A vital piece of lifesaving kit has been installed at a Burnley business centre where up to 400 people go to work everyday.
The defibrillator is available for people at Business First, and also residents in nearby Rosegrove and Lowerhouse, if an emergency situation arises.
The machine was donated by Australian healthcare technical company Alcidion which recently opened its Burnley branch at Business First in Liverpool Road.
When colleagues were asked for ideas how the company could contribute to the community in a charitable way Katy Cain, who is head of solution and clinical consulting UK, immediately thought of a defibrillator.
Katy said: "I knew there was a keenness in the local area for more defibs and thought it would be great idea to have one here where there are hundreds of people working and it is also close to a busy residential area also."
Katy was inspired by her friend and fellow netball player, Jodie Sutcliffe, who mounted her own fund raising for more defibs across Burnley after she heroically saved her dad's life when he collapsed with a cardiac arrest.
Jodie raised £4,000 in just three months and the first defibrillator she paid for was unveiled at Rosegrove Chippy in Lowerhouse Lane in September.
The new defib at Business First is voice activated and comes with full instructions how to use it and also has a video on how to operate it for those with no hearing.
A defibrillator, also known as an automated external defibrillator (AED) is a portable electronic device that automatically diagnoses the life-threatening cardiac arrest when the heart stops.
With simple audio and visual commands, AEDs are designed to be simple to use by a layperson.
Katy has worked as a nurse for the East Lancs Health Authority for over 20 years and is also an experienced cardiology sister.
And while she has saved multiple lives during her career on the wards, she knows how vital community defibrillators are. In 2014 Katy was called on to help a fellow school governor when he collapsed during a meeting after suffering a cardiac arrest.
Katy said: "Although this was something I was used to dealing with, it was not in the normal situation I was used to and to have to act without any equipment to hand made it even more daunting.
"I am pleased we managed to save him and he is doing ok to this day."
Katy was nominated for an award for her heroic efforts and won the school where she was governor, Lowerhouse Primary, a defibrillator.

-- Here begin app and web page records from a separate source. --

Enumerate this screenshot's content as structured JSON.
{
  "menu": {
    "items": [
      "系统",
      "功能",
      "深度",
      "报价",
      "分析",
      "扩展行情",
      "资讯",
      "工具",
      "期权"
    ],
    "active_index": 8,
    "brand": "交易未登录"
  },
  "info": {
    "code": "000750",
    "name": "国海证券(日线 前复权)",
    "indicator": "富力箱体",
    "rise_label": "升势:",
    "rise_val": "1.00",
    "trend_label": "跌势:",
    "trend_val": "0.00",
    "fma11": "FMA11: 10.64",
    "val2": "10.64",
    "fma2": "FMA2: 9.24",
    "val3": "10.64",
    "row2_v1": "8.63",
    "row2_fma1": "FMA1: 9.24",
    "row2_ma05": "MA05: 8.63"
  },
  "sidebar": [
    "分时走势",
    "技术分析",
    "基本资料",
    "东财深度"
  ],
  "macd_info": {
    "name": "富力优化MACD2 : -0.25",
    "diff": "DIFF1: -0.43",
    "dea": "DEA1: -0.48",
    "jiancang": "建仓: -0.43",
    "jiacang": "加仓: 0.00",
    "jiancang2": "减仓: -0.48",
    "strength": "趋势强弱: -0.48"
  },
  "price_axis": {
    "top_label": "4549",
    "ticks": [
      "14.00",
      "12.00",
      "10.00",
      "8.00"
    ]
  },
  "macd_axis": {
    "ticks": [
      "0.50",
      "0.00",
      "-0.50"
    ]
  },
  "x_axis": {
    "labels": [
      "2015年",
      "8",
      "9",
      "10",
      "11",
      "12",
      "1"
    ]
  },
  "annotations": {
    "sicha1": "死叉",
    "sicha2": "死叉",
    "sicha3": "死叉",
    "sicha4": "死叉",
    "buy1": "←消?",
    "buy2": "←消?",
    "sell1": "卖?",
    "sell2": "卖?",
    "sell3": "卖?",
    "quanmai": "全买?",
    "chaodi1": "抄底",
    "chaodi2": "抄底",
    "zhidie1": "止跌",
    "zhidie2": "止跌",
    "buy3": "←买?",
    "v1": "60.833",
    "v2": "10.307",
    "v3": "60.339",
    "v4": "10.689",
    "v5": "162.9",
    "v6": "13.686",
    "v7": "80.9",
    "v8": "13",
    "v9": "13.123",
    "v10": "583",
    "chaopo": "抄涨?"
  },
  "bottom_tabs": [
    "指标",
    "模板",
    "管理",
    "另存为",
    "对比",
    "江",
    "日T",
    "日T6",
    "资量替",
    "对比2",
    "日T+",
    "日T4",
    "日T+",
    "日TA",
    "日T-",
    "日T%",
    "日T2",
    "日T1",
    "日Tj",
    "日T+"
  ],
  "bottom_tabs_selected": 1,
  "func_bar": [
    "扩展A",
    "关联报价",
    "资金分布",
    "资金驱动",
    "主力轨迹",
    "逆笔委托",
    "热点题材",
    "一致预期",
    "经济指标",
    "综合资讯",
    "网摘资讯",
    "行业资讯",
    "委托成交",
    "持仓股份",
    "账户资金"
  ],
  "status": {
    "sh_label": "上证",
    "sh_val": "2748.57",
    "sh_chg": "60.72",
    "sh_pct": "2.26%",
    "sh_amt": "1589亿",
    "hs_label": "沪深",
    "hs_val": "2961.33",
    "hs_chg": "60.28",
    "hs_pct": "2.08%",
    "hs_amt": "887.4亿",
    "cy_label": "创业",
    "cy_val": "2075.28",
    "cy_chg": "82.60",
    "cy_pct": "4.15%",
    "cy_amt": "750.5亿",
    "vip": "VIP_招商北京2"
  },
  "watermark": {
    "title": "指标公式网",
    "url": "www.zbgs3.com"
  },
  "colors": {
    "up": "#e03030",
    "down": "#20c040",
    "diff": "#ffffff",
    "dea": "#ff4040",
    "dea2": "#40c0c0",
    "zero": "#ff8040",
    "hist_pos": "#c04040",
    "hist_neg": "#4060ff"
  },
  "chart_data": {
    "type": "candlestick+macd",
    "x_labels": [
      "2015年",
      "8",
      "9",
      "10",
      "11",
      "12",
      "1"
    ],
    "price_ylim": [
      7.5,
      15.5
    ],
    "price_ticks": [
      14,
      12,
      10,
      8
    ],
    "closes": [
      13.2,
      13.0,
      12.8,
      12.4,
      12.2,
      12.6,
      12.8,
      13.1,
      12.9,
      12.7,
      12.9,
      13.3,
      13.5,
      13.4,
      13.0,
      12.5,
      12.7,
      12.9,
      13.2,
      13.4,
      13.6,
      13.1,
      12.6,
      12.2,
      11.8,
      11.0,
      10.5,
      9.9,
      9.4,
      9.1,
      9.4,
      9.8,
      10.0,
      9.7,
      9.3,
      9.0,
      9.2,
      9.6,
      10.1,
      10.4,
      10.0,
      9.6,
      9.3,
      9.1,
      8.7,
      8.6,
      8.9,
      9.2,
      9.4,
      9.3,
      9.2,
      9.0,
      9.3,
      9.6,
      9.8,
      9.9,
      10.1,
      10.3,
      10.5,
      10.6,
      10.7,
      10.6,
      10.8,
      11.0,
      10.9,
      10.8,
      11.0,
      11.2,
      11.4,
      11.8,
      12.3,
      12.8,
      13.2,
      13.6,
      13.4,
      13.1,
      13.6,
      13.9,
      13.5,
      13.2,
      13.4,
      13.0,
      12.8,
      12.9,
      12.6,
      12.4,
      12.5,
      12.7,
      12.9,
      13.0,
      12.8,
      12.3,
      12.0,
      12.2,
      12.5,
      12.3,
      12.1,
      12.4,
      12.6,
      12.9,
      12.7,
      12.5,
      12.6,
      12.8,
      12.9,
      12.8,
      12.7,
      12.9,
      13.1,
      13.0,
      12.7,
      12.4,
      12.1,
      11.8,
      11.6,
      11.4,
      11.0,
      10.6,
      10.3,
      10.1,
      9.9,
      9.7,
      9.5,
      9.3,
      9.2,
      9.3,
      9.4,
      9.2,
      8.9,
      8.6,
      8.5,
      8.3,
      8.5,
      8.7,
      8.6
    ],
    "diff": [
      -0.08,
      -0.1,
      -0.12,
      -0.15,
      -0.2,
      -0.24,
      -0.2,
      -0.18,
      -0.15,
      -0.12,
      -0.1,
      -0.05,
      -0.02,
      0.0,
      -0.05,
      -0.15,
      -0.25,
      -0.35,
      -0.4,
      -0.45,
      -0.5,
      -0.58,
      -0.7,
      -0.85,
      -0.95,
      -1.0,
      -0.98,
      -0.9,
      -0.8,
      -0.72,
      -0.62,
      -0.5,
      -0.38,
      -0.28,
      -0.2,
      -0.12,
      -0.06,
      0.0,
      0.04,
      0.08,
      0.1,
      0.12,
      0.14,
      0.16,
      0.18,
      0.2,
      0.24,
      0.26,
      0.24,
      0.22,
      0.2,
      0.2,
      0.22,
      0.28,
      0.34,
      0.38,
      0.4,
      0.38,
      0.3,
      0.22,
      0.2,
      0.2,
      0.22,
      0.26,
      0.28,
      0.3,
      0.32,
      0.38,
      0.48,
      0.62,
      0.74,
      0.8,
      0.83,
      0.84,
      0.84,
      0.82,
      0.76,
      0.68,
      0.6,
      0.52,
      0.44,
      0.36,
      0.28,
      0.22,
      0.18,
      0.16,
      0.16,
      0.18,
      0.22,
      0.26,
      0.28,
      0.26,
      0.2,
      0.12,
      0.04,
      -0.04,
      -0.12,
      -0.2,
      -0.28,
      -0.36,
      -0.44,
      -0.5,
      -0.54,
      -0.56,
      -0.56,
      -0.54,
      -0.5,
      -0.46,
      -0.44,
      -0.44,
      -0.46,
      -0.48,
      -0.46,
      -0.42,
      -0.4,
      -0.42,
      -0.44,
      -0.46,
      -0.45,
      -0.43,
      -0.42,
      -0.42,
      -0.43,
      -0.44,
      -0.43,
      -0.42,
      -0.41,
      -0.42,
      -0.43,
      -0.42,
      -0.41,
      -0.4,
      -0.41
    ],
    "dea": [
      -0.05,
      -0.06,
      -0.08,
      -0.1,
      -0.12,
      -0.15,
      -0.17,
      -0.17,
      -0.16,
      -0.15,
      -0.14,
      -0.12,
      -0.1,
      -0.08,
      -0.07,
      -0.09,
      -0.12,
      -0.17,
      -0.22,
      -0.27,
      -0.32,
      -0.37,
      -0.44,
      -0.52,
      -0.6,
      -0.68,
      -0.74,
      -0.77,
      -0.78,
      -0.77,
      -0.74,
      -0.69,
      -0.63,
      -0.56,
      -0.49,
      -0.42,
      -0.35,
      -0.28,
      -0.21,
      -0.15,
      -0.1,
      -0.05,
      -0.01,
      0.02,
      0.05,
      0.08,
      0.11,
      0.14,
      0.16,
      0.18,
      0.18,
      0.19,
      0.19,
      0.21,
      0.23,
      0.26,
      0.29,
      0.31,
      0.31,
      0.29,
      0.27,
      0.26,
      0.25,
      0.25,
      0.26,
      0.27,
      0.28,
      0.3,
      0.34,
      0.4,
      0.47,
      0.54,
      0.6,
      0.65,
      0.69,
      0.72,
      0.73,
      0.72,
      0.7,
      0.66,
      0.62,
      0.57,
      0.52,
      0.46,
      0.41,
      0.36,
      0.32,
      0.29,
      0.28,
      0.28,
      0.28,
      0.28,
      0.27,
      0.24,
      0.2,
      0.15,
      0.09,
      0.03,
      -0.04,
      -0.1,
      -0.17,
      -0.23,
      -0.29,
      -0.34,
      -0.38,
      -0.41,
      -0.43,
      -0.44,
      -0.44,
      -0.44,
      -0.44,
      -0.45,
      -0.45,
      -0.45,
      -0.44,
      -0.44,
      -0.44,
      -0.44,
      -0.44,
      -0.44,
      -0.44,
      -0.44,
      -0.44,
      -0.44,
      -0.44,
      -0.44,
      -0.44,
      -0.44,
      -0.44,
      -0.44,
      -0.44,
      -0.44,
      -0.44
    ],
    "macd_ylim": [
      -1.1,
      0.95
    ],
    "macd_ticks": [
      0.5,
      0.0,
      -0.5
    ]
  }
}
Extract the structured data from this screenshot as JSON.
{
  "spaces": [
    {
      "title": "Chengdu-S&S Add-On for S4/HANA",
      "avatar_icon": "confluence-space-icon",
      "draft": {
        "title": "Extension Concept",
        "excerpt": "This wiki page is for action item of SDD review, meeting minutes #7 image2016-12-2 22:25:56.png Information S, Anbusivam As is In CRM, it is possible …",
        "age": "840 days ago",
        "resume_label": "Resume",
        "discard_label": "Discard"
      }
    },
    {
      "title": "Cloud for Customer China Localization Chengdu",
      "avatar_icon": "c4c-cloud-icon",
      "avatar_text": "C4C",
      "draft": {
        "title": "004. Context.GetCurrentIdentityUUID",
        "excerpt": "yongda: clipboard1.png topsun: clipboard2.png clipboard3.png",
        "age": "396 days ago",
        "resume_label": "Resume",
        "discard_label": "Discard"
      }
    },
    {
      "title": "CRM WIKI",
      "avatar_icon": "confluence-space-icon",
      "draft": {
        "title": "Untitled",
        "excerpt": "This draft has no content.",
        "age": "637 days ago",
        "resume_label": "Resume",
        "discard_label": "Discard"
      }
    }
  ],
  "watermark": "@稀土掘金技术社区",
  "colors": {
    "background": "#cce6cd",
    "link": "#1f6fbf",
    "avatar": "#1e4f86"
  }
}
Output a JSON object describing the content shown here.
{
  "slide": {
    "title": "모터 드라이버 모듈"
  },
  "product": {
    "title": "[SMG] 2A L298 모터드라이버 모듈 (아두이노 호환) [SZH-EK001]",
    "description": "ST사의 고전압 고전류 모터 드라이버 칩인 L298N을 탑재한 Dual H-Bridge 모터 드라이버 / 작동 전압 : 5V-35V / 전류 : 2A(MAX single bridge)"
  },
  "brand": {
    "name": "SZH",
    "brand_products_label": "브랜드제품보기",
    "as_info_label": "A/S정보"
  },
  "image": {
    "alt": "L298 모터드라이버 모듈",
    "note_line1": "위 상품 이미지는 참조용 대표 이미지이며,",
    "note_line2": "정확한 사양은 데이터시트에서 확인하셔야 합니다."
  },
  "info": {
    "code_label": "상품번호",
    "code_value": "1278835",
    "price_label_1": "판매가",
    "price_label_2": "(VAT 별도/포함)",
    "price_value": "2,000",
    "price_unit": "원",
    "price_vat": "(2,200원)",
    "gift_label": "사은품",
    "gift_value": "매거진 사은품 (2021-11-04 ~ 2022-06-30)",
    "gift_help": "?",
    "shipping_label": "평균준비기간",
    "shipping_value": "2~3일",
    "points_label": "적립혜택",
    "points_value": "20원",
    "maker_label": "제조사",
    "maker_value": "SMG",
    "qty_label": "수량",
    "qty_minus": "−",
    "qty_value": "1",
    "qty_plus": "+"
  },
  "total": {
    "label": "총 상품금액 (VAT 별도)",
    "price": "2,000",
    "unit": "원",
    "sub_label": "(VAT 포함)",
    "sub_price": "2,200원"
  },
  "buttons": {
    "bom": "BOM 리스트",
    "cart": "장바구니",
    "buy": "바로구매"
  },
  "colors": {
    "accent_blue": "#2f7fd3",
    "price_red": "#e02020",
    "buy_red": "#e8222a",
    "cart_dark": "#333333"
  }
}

A cardiac arrest can happen to anyone at any time and there is an app available to download on IOS and android devices of a video with instructions on what to do.